Dataset records
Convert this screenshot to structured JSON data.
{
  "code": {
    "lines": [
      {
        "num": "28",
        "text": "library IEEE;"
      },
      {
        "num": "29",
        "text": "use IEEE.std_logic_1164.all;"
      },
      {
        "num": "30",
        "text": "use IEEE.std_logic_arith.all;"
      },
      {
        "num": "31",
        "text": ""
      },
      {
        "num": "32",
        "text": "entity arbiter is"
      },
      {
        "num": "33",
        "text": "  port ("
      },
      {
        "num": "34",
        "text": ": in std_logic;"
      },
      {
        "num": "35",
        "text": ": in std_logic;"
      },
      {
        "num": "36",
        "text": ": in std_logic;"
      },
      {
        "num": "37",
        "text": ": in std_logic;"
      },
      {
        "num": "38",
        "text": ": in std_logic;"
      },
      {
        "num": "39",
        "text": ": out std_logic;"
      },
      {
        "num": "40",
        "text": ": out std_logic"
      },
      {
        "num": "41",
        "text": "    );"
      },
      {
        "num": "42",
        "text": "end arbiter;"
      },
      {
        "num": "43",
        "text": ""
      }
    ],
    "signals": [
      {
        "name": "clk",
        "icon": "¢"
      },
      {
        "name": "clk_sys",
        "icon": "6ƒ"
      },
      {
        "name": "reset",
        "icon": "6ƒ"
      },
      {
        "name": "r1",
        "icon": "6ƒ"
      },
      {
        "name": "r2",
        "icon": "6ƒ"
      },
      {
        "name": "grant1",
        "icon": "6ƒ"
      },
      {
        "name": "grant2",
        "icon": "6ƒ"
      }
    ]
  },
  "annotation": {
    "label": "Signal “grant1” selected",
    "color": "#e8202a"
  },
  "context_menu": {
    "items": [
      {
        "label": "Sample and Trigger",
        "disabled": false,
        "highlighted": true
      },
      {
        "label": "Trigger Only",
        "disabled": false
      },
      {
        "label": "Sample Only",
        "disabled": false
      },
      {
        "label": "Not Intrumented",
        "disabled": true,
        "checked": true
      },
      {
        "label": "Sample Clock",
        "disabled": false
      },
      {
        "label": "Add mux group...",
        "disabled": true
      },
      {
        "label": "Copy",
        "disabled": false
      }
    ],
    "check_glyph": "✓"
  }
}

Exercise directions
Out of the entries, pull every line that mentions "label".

Task answer
    "label": "Signal “grant1” selected",
        "label": "Sample and Trigger",
        "label": "Trigger Only",
        "label": "Sample Only",
        "label": "Not Intrumented",
        "label": "Sample Clock",
        "label": "Add mux group...",
        "label": "Copy",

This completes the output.